Exercise objective: Reproduce the lines below verbatim. Pictures are to be omitted.

• • • •

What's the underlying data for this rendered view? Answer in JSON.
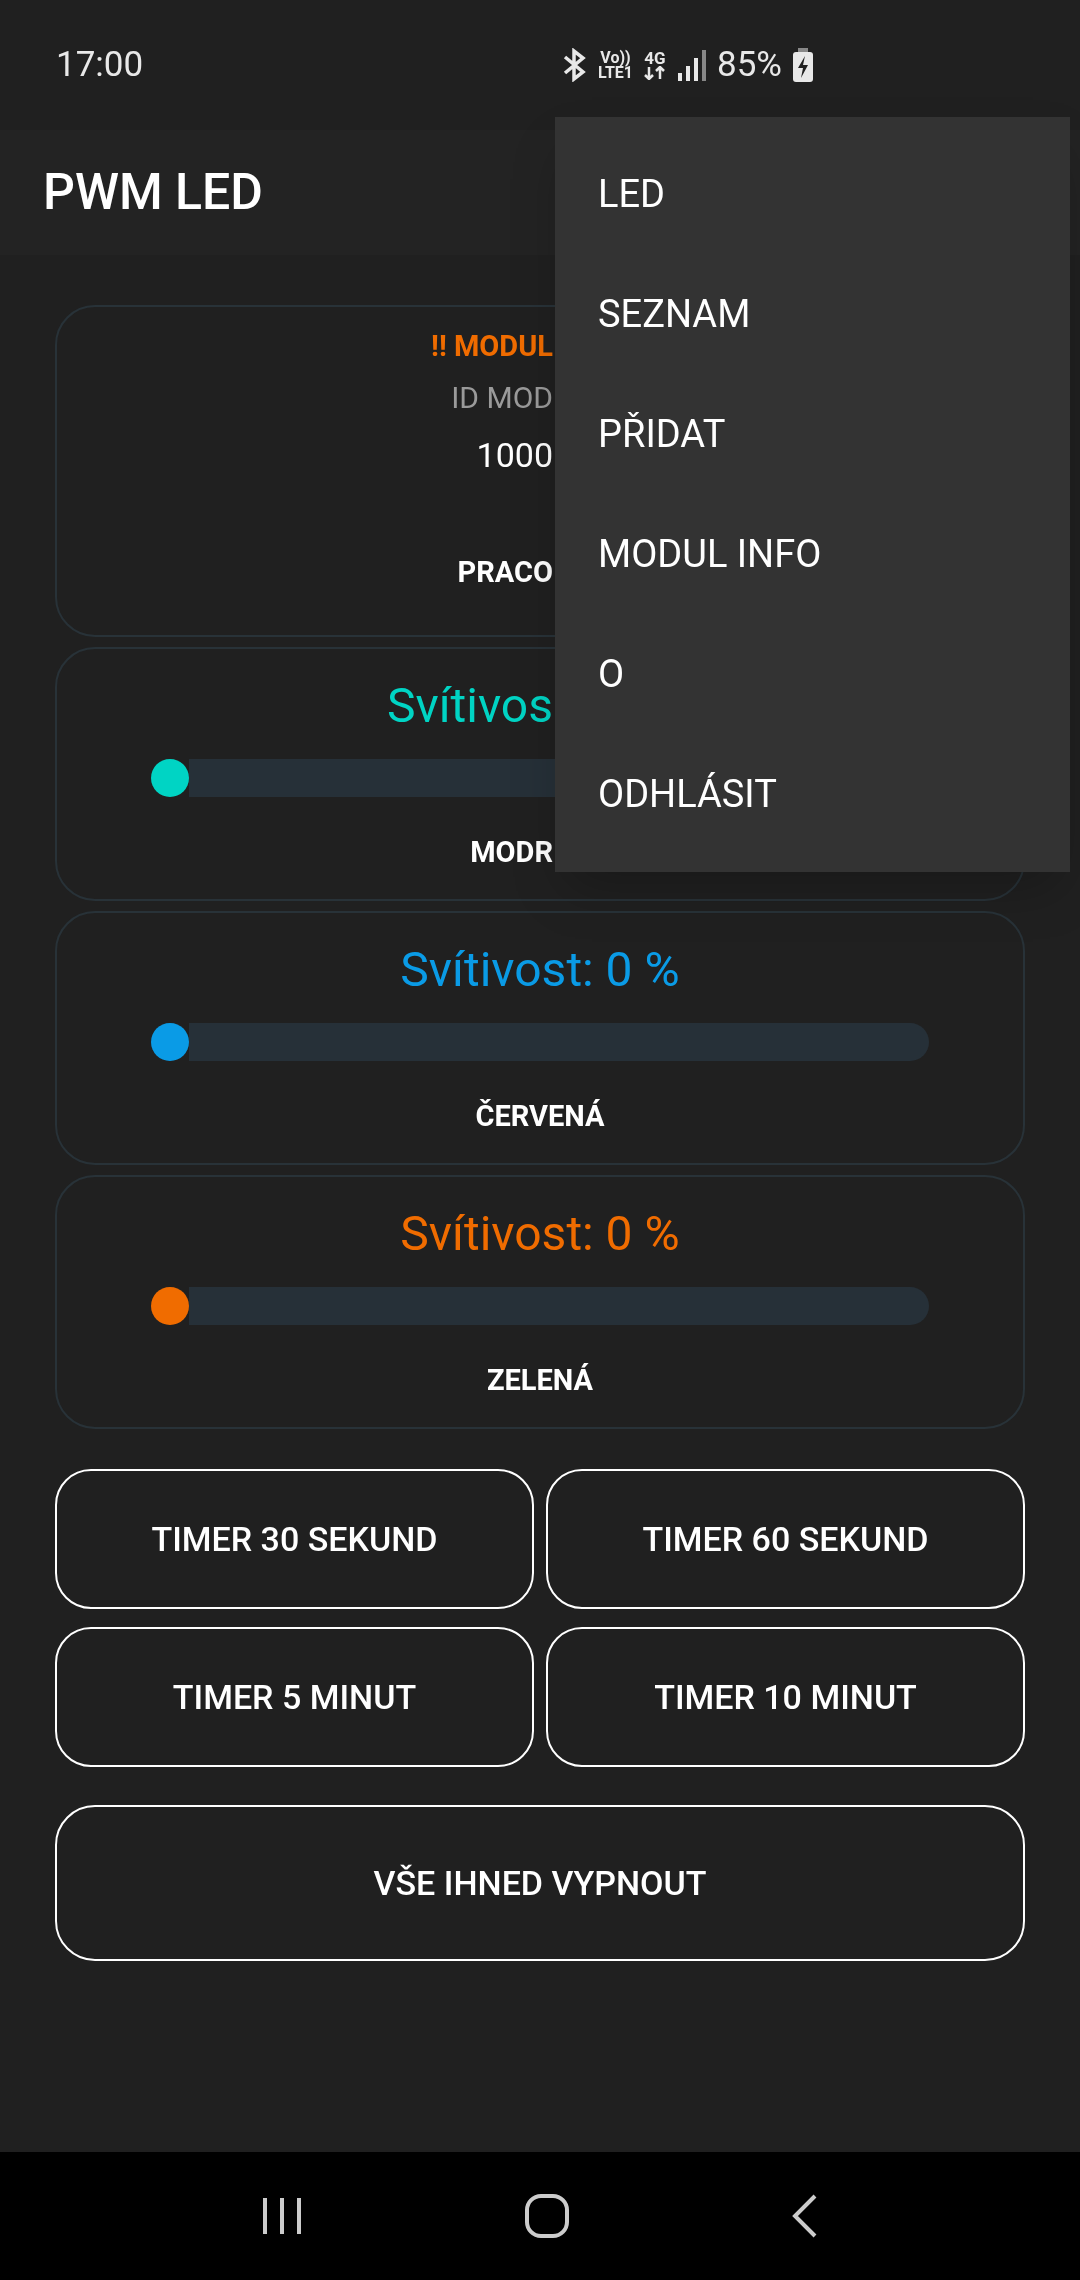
{
  "status_bar": {
    "time": "17:00",
    "volte": [
      "Vo))",
      "LTE1"
    ],
    "network": "4G",
    "battery": "85%"
  },
  "app_bar": {
    "title": "PWM LED"
  },
  "module_card": {
    "warning": "!! MODUL",
    "id_label": "ID MOD",
    "id_value": "1000",
    "status": "PRACO"
  },
  "channels": [
    {
      "reading": "Svítivos",
      "name": "MODR",
      "level": 0,
      "color": "#00d4c4",
      "covered": true
    },
    {
      "reading": "Svítivost: 0 %",
      "name": "ČERVENÁ",
      "level": 0,
      "color": "#0a9be6",
      "covered": false
    },
    {
      "reading": "Svítivost: 0 %",
      "name": "ZELENÁ",
      "level": 0,
      "color": "#f06c00",
      "covered": false
    }
  ],
  "timer_buttons": [
    "TIMER 30 SEKUND",
    "TIMER 60 SEKUND",
    "TIMER 5 MINUT",
    "TIMER 10 MINUT"
  ],
  "off_button": "VŠE IHNED VYPNOUT",
  "menu": {
    "items": [
      "LED",
      "SEZNAM",
      "PŘIDAT",
      "MODUL INFO",
      "O",
      "ODHLÁSIT"
    ]
  }
}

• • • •

Answer space:
What's the underlying data for this rendered view? Answer in JSON.
{
  "status_bar": {
    "time": "17:00",
    "volte": [
      "Vo))",
      "LTE1"
    ],
    "network": "4G",
    "battery": "85%"
  },
  "app_bar": {
    "title": "PWM LED"
  },
  "module_card": {
    "warning": "!! MODUL",
    "id_label": "ID MOD",
    "id_value": "1000",
    "status": "PRACO"
  },
  "channels": [
    {
      "reading": "Svítivos",
      "name": "MODR",
      "level": 0,
      "color": "#00d4c4",
      "covered": true
    },
    {
      "reading": "Svítivost: 0 %",
      "name": "ČERVENÁ",
      "level": 0,
      "color": "#0a9be6",
      "covered": false
    },
    {
      "reading": "Svítivost: 0 %",
      "name": "ZELENÁ",
      "level": 0,
      "color": "#f06c00",
      "covered": false
    }
  ],
  "timer_buttons": [
    "TIMER 30 SEKUND",
    "TIMER 60 SEKUND",
    "TIMER 5 MINUT",
    "TIMER 10 MINUT"
  ],
  "off_button": "VŠE IHNED VYPNOUT",
  "menu": {
    "items": [
      "LED",
      "SEZNAM",
      "PŘIDAT",
      "MODUL INFO",
      "O",
      "ODHLÁSIT"
    ]
  }
}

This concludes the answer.